The remedy? Arches National Monument in Utah, the only place in the lower 48 states certified by the International Dark-Sky Association as a national light preserve. This means that, due to the park’s distance from city lights and the adherence of any nearby facilities to the IDSA’s strict light-emissions policies, the area holds claim to the biggest, clearest sky in the country and is the ideal place for star-gazing. For an added bonus, make a night of it by packing a sleeping bag and camping under the Milky Way amongst the park’s name-sake natural limestone arches.
See Something New

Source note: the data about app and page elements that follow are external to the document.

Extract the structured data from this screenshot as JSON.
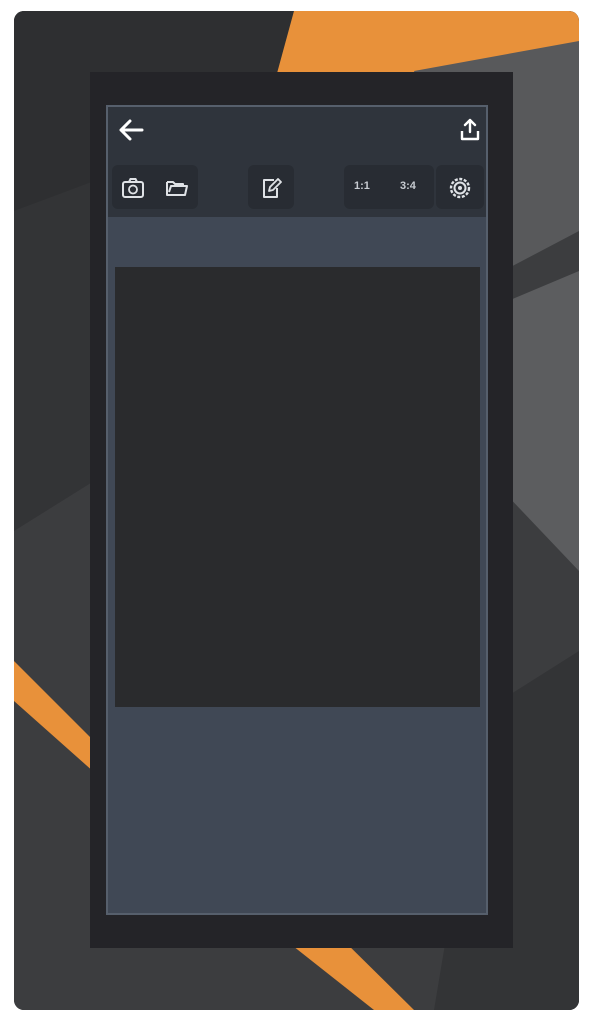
{
  "colors": {
    "accent": "#e8913a",
    "topbar": "#2f343c",
    "screen": "#404855",
    "canvas": "#2a2b2d"
  },
  "toolbar": {
    "back_icon": "arrow-left-icon",
    "share_icon": "share-upload-icon",
    "camera_icon": "camera-switch-icon",
    "folder_icon": "folder-open-icon",
    "edit_icon": "edit-note-icon",
    "settings_icon": "gear-icon",
    "ratio_1_1": "1:1",
    "ratio_3_4": "3:4"
  }
}
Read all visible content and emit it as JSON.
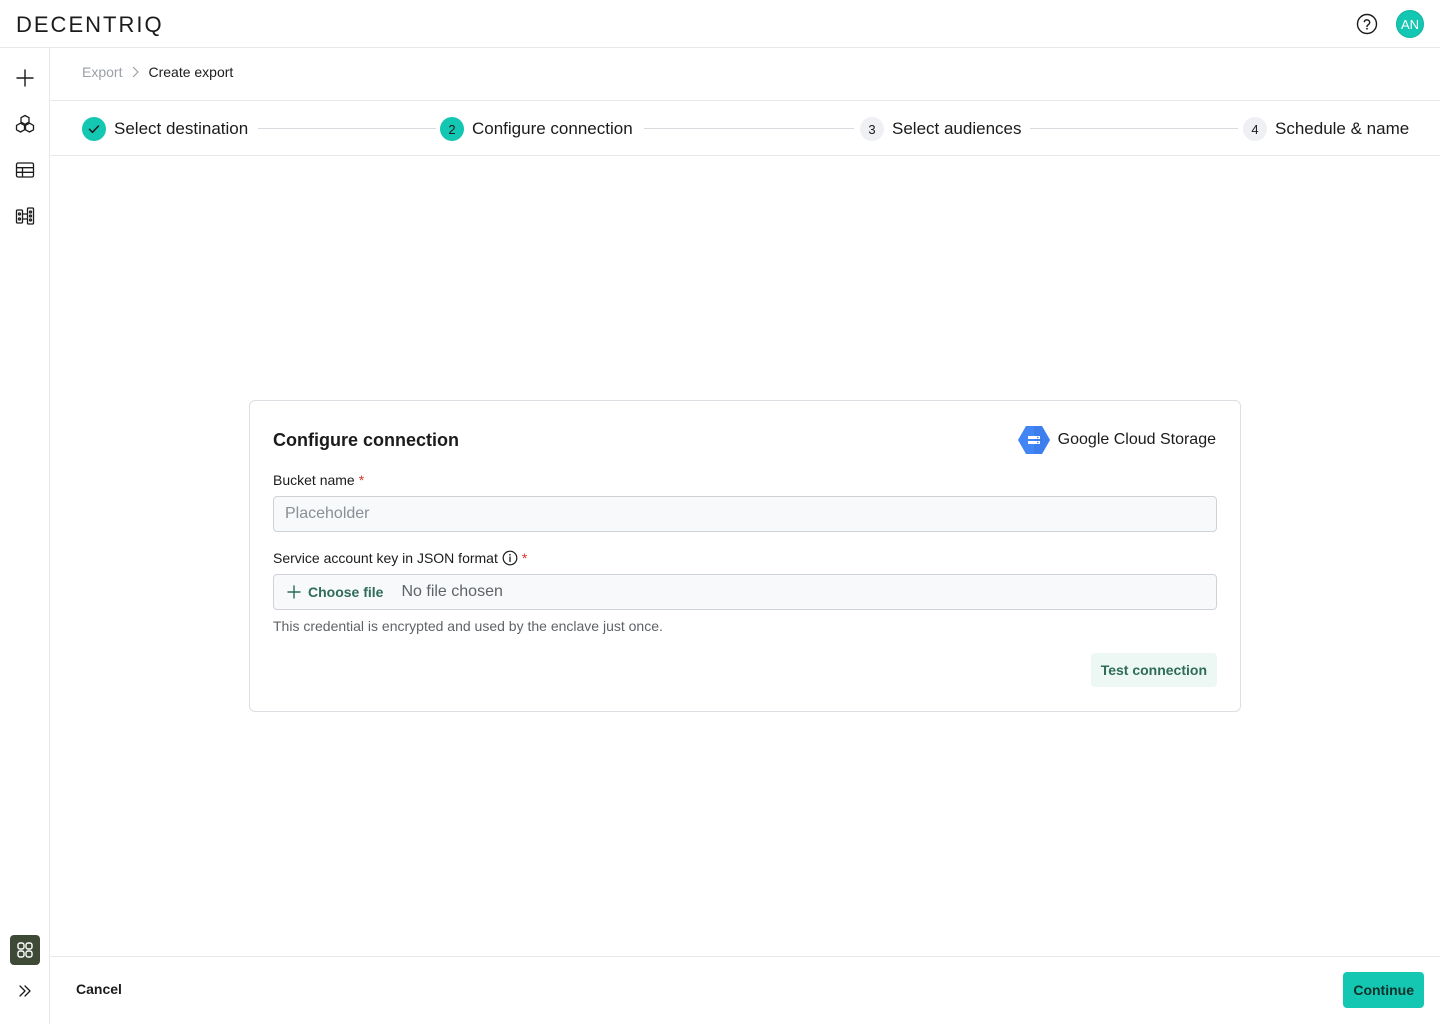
{
  "app": {
    "logo": "DECENTRIQ",
    "avatar_initials": "AN"
  },
  "icons": {
    "help": "help-circle-icon",
    "sidebar": [
      "plus-icon",
      "cube-icon",
      "table-icon",
      "panels-icon"
    ],
    "sidebar_active": "grid-icon",
    "expand": "double-chevron-right-icon"
  },
  "breadcrumb": {
    "parent": "Export",
    "current": "Create export"
  },
  "steps": [
    {
      "number": "1",
      "label": "Select destination",
      "state": "done"
    },
    {
      "number": "2",
      "label": "Configure connection",
      "state": "active"
    },
    {
      "number": "3",
      "label": "Select audiences",
      "state": "pending"
    },
    {
      "number": "4",
      "label": "Schedule & name",
      "state": "pending"
    }
  ],
  "card": {
    "title": "Configure connection",
    "provider": "Google Cloud Storage",
    "bucket": {
      "label": "Bucket name",
      "required_mark": "*",
      "placeholder": "Placeholder",
      "value": ""
    },
    "key": {
      "label": "Service account key in JSON format",
      "required_mark": "*",
      "choose_label": "Choose file",
      "file_status": "No file chosen",
      "helper": "This credential is encrypted and used by the enclave just once."
    },
    "test_label": "Test connection"
  },
  "footer": {
    "cancel_label": "Cancel",
    "continue_label": "Continue"
  },
  "colors": {
    "accent": "#14c7b2",
    "accent_text": "#2e6b58",
    "required": "#d9342b",
    "gcs_blue": "#4285f4"
  }
}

Another negative result that has come with the ease of access to information available through the internet is the sense that there is nothing new to see or discover in the world. To experience something wholly unique and otherworldly, bundle up and head to Fairbanks, Alaska to view the Aurora Borealis in the night sky. The Aurora, better known as the Northern Lights, is a natural colored light show caused by charged particles colliding with the earth’s magnetosphere that flows and dances in the sky and can only be seen in the extreme north. Several area tour groups offer special Aurora Borealis packages to see the phenomenon and suggest that the best time to plan a trip to see them is between December and March when the nights are longest and the sky the darkest.
If Alaska is too far of a drive, for another unique experience try going to Southeastern Kentucky’s Cumberland Falls State Park. On a clear night here, mist from the park’s name-sake falls rises from the water and is struck by the light of the moon, creating a phenomenon known as a ‘moonbow,’ the equivalent of a rainbow produced by moonbeams. Because of the very specific circumstances required for a moonbow to form, Cumberland Falls is promoted as the only place in the Western Hemisphere that one can be viewed.

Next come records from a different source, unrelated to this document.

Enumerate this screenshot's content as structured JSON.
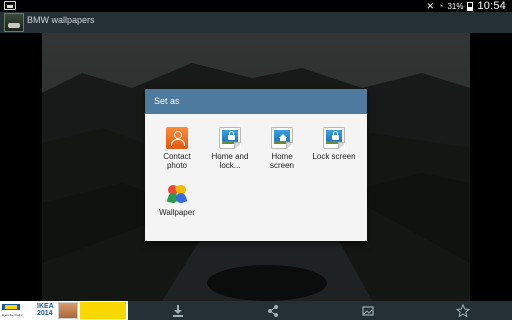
{
  "status_bar": {
    "battery_percent": "31%",
    "time": "10:54"
  },
  "action_bar": {
    "title": "BMW wallpapers"
  },
  "dialog": {
    "title": "Set as",
    "options": [
      {
        "label_line1": "Contact",
        "label_line2": "photo",
        "icon": "contact-icon"
      },
      {
        "label_line1": "Home and",
        "label_line2": "lock...",
        "icon": "home-and-lock-screen-icon"
      },
      {
        "label_line1": "Home",
        "label_line2": "screen",
        "icon": "home-screen-icon"
      },
      {
        "label_line1": "Lock screen",
        "label_line2": "",
        "icon": "lock-screen-icon"
      },
      {
        "label_line1": "Wallpaper",
        "label_line2": "",
        "icon": "wallpaper-pinwheel-icon"
      }
    ]
  },
  "bottom_bar": {
    "ad": {
      "brand": "IKEA",
      "year": "2014",
      "small_text": "Hjem fra Kraljic"
    },
    "icons": [
      "download-icon",
      "share-icon",
      "set-as-icon",
      "favorite-star-icon"
    ]
  }
}
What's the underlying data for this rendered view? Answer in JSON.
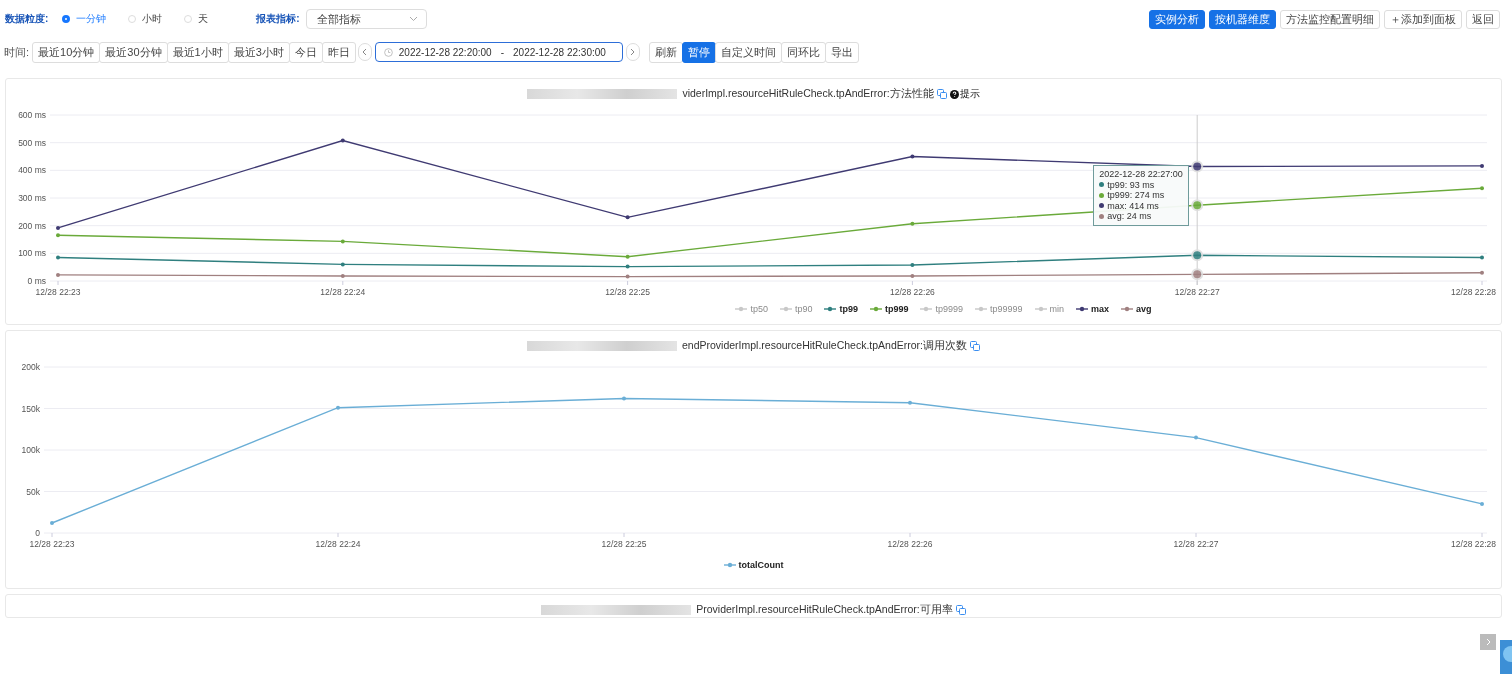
{
  "granularity": {
    "label": "数据粒度:",
    "options": [
      {
        "label": "一分钟",
        "selected": true
      },
      {
        "label": "小时",
        "selected": false
      },
      {
        "label": "天",
        "selected": false
      }
    ]
  },
  "metric": {
    "label": "报表指标:",
    "value": "全部指标"
  },
  "actions": [
    {
      "label": "实例分析",
      "primary": true
    },
    {
      "label": "按机器维度",
      "primary": true
    },
    {
      "label": "方法监控配置明细",
      "primary": false
    },
    {
      "label": "＋添加到面板",
      "primary": false
    },
    {
      "label": "返回",
      "primary": false
    }
  ],
  "time": {
    "label": "时间:",
    "presets": [
      "最近10分钟",
      "最近30分钟",
      "最近1小时",
      "最近3小时",
      "今日",
      "昨日"
    ],
    "date_range": {
      "start": "2022-12-28 22:20:00",
      "separator": "-",
      "end": "2022-12-28 22:30:00"
    }
  },
  "refresh": [
    {
      "label": "刷新",
      "selected": false
    },
    {
      "label": "暂停",
      "selected": true
    }
  ],
  "tools": [
    "自定义时间",
    "同环比",
    "导出"
  ],
  "panels": [
    {
      "title": "viderImpl.resourceHitRuleCheck.tpAndError:方法性能",
      "hint": "提示",
      "chart_data": {
        "type": "line",
        "grid": true,
        "categories": [
          "12/28 22:23",
          "12/28 22:24",
          "12/28 22:25",
          "12/28 22:26",
          "12/28 22:27",
          "12/28 22:28"
        ],
        "ylim": [
          0,
          600
        ],
        "yticks": [
          {
            "value": 0,
            "label": "0 ms"
          },
          {
            "value": 100,
            "label": "100 ms"
          },
          {
            "value": 200,
            "label": "200 ms"
          },
          {
            "value": 300,
            "label": "300 ms"
          },
          {
            "value": 400,
            "label": "400 ms"
          },
          {
            "value": 500,
            "label": "500 ms"
          },
          {
            "value": 600,
            "label": "600 ms"
          }
        ],
        "series": [
          {
            "name": "tp50",
            "color": "#c8c8c8",
            "values": [
              null,
              null,
              null,
              null,
              null,
              null
            ]
          },
          {
            "name": "tp90",
            "color": "#c8c8c8",
            "values": [
              null,
              null,
              null,
              null,
              null,
              null
            ]
          },
          {
            "name": "tp99",
            "color": "#2f7f7f",
            "values": [
              85,
              60,
              52,
              58,
              93,
              85
            ]
          },
          {
            "name": "tp999",
            "color": "#6aaa3a",
            "values": [
              165,
              143,
              88,
              207,
              274,
              335
            ]
          },
          {
            "name": "tp9999",
            "color": "#c8c8c8",
            "values": [
              null,
              null,
              null,
              null,
              null,
              null
            ]
          },
          {
            "name": "tp99999",
            "color": "#c8c8c8",
            "values": [
              null,
              null,
              null,
              null,
              null,
              null
            ]
          },
          {
            "name": "min",
            "color": "#c8c8c8",
            "values": [
              null,
              null,
              null,
              null,
              null,
              null
            ]
          },
          {
            "name": "max",
            "color": "#3f3a72",
            "values": [
              192,
              508,
              230,
              450,
              414,
              416
            ]
          },
          {
            "name": "avg",
            "color": "#a08080",
            "values": [
              22,
              18,
              16,
              18,
              24,
              30
            ]
          }
        ],
        "ref_lines": [
          {
            "axis": "x",
            "value": "12/28 22:27",
            "color": "#cccccc"
          }
        ]
      },
      "tooltip": {
        "title": "2022-12-28 22:27:00",
        "rows": [
          {
            "text": "tp99: 93 ms",
            "color": "#2f7f7f"
          },
          {
            "text": "tp999: 274 ms",
            "color": "#6aaa3a"
          },
          {
            "text": "max: 414 ms",
            "color": "#3f3a72"
          },
          {
            "text": "avg: 24 ms",
            "color": "#a08080"
          }
        ]
      }
    },
    {
      "title": "endProviderImpl.resourceHitRuleCheck.tpAndError:调用次数",
      "chart_data": {
        "type": "line",
        "grid": true,
        "categories": [
          "12/28 22:23",
          "12/28 22:24",
          "12/28 22:25",
          "12/28 22:26",
          "12/28 22:27",
          "12/28 22:28"
        ],
        "ylim": [
          0,
          200000
        ],
        "yticks": [
          {
            "value": 0,
            "label": "0"
          },
          {
            "value": 50000,
            "label": "50k"
          },
          {
            "value": 100000,
            "label": "100k"
          },
          {
            "value": 150000,
            "label": "150k"
          },
          {
            "value": 200000,
            "label": "200k"
          }
        ],
        "series": [
          {
            "name": "totalCount",
            "color": "#6aaed6",
            "values": [
              12000,
              151000,
              162000,
              157000,
              115000,
              35000
            ]
          }
        ]
      }
    },
    {
      "title": "ProviderImpl.resourceHitRuleCheck.tpAndError:可用率"
    }
  ]
}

Recharge Your Brain
Finally, one the most disturbing things that technology seems to be changing is the human brain. There is new evidence that suggests that, by changing the way that people are accustomed to receiving and sharing information, the internet is actually changing the way they think and process information.
In order to repair and rejuvenate your brain, why not take a cue from one America’s greatest writers? Leave your laptop at home, pack a few books and head to Key West Florida, former home of Ernest Hemingway. Having spent many years of his life in Key West’s quiet, tropical climate, it is popularly believed that Hemingway wrote up to 70 percent of his works, including ‘For Whom the Bell Tolls’ and ‘The Snows of Kilimanjaro’ while he lived here. The area’s island pace provides a welcome respite from the constantly-moving world further inland and provides a much needed opportunity to live like people did before email and iPhones made the world more “convenient.” Do a crossword puzzle, read a book, relax; you can check your voicemail when you get back.
Recommended For YouView More in Reject Apathy
- > Afghan Courts Just Canceled the Death Sentences of Men Involved in the Brutal Mob Killing of a Woman
- > OK, So This Is the Best Image from Chris Pratt’s Raptor Pose Meme
- > Trailer: This Steve Jobs Movie Looks Intense
- > This Saudi Prince Has Just Pledged to Donate His $32 Billion Fortune to Charities
- > The Washington D.C. Navy Yard Is on Lockdown